Stu shot me a glance along with an evil grin which, for Stu, was way out of character. Then he turned back to Phil, who concluded his little speech. Or, should I say, sales pitch?
“Anyway, I’m givin’ you second option, dude. A hundred-seventy-five bucks and it’s yours. But you gotta give me an answer, as in right now!”
“I’ve never even driven a motorcycle, let alone owned one, Phil. And where am I gonna get a hundred-seventy-five bucks, anyway. I don’t know.”
“Jeff, you gotta see this Hog!” Stu piped in.
“Hog?” I pondered stupidly.
“Ultimate Hog,” Phil chimed in. “My bike may be a Beast, but a Hog is outrageous! Big. Bad. Beautiful. 1,500 cc’s. More power than some cars. And it’s in mint condition, dude. This is one of those once-in-a-lifetime deals.”
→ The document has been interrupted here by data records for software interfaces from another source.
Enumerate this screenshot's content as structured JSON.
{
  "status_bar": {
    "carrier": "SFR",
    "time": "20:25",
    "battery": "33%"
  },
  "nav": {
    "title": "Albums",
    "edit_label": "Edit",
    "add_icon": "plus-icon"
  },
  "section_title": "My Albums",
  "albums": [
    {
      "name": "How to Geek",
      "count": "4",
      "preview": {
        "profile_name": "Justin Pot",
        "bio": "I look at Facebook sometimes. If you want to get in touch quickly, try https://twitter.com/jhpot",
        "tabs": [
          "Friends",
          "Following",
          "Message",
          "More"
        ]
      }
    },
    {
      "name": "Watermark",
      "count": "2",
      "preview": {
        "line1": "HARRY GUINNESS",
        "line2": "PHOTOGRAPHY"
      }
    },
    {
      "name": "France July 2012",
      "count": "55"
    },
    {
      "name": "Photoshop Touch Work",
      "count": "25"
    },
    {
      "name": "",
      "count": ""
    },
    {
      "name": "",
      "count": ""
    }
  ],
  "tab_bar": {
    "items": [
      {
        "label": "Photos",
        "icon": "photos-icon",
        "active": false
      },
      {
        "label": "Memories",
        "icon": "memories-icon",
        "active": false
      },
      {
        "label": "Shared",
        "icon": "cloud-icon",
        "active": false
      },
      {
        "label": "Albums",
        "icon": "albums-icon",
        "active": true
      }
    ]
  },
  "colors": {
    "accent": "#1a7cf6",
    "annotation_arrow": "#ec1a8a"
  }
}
Shame on me, but Phil had my attention.
“Where’s the auction?”
“Police Garage,” he replied with a grin.
“Stolen?” I pressed.
“No way, dude. It’s a retired Police Cycle! Built in 1946, only 20,000 original miles. Knucklehead engine, still got the siren, flashing lights, single cop seat. And suicide shift.”
“What the heck’s a suicide shift?”
“You dork! It’s a stick shift, on the tank. Clutch on the foot pedal. Thing’s a monster! Double roll bars. Must weigh over 650 pounds.”
I stood there, looking over the balcony, taking in Phil’s beast in its full glory. The more I looked, the more I was hooked. Without even realizing my lips were moving, two words slithered out of my mouth.
Phil and Stu laughed loudly, patting me on the back with a sense of misplaced pride in my decision.
“Only one thing,” I interrupted. “You gotta teach me how to ride it!”
“Okay, dude. But I’m gonna need the cash today. You got it?”
“Yeah. I got it.”
© Jeff Resnick 2018
All Rights Reserved
All Rights Reserved